Activity #3: Determine the protagonist’s motivation for continuing her story-goal pursuit after the Act II crisis. Why does her goal still matter to her after this apparent defeat or failure? Does she have much time after the crisis to consider her options or receive advice? If so, what are the options and/or advice? How does she share her “why” with readers and/or other characters? Finally, what action (if any) does she take immediately after her reflection that will bring her a step closer to the story’s climax?
Are Your Story’s Themes Beginning to Look Familiar?
See how all of the brainstorming activities we did in past Developing Themes posts have led up to today’s? Each internal aspect of the Act II crisis, from the protagonist’s affected fears and desires to the “why” behind her choice to carry on, is part of our working definition of “theme”. And if these fears, desires, and motivations are consistent with those from earlier plot points in the story, then the literary themes arising here should also be familiar.
Read over the activities you’ve completed so far for the Act II crisis. What high-level ideas are emphasized? How does the danger that this event poses to the protagonist and her story goal, as well as the character’s reasons for trying again, shed light on the story’s heart? Then compare the themes you discover here with those you dug up during the inciting incident, the Act I choice, and the midpoint.
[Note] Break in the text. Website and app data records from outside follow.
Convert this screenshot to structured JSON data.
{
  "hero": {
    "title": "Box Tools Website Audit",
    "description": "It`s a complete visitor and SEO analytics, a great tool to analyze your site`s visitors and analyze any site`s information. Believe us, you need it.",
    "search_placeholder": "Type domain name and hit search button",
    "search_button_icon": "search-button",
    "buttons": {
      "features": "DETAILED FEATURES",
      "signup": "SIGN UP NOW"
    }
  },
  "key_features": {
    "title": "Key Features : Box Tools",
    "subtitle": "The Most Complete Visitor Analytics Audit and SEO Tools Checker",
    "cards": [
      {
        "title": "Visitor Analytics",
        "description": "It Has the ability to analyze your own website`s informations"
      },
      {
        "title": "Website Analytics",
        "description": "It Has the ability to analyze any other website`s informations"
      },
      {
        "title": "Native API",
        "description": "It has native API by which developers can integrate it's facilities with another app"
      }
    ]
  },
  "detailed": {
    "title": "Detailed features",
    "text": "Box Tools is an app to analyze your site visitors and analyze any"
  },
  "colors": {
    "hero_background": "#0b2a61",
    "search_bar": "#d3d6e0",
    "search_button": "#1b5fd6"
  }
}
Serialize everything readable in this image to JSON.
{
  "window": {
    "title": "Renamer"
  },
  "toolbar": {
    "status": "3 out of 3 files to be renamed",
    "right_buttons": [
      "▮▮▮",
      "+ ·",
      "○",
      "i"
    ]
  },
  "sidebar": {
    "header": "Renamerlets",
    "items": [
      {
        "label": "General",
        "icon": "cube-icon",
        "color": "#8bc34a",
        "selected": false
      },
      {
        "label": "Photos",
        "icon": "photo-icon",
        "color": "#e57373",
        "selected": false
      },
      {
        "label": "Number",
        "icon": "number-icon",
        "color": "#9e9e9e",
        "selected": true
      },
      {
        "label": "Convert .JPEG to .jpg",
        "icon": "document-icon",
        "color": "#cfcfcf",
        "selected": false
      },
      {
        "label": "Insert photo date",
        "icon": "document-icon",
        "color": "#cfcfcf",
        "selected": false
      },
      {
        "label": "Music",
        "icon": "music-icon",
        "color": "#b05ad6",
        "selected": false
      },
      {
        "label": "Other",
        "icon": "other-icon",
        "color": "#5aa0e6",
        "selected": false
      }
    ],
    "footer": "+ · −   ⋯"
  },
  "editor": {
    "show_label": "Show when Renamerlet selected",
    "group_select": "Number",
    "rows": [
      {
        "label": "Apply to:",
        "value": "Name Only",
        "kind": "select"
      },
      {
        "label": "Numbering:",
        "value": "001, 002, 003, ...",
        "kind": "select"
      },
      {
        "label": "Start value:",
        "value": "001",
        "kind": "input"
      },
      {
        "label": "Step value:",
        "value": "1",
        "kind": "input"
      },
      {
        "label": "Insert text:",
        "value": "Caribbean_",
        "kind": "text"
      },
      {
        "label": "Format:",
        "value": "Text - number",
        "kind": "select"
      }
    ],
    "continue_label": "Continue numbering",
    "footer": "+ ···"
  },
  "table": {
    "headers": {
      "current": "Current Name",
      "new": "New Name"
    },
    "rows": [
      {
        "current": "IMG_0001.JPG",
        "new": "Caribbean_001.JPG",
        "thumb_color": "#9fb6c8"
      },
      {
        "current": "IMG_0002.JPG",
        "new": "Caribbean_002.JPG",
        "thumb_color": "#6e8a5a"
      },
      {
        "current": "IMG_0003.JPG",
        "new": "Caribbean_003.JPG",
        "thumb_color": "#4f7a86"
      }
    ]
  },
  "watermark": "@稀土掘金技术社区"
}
Don’t be surprised if you find any repeats across most – if not all – of these scenes.
Here are some literary themes from our example Act II crises:
- The Hobbit: Courage, wealth, loyalty, cleverness
- Veronika Decides to Die: Death / mortality, love, happiness, mental illness
Activity #4: Review your answers for Activities #1 through #3, and write down any themes that emerge from the Act II crisis. How do the temporary defeat and the protagonist’s renewed persistence highlight why the story goal is so important to your character? Once you finish, compare your list of themes to those of other plot points we’ve covered during this series. Do any themes repeat across multiple scenes?
What are some memorable Act II disasters from stories you’ve read? Does the protagonist(s) in your WIP face his/her own “dark night of the soul”? In all of these examples, what are some of the themes that emerge from this scene?
Sara Letourneau is a fantasy writer in Massachusetts who devours good books, loves all kinds of music, and drinks too much tea. In addition to writing for DIY MFA, she is a Resident Writing Coach at Writers Helping Writers and is hard at work on a YA fantasy novel. She also freelanced as a tea reviewer and music journalist in the past. Her poetry has appeared in The Curry Arts Journal, Soul-Lit, The Eunoia Review, Underground Voices, and two print anthologies. Visit Sara at her personal blog, Twitter, and Goodreads.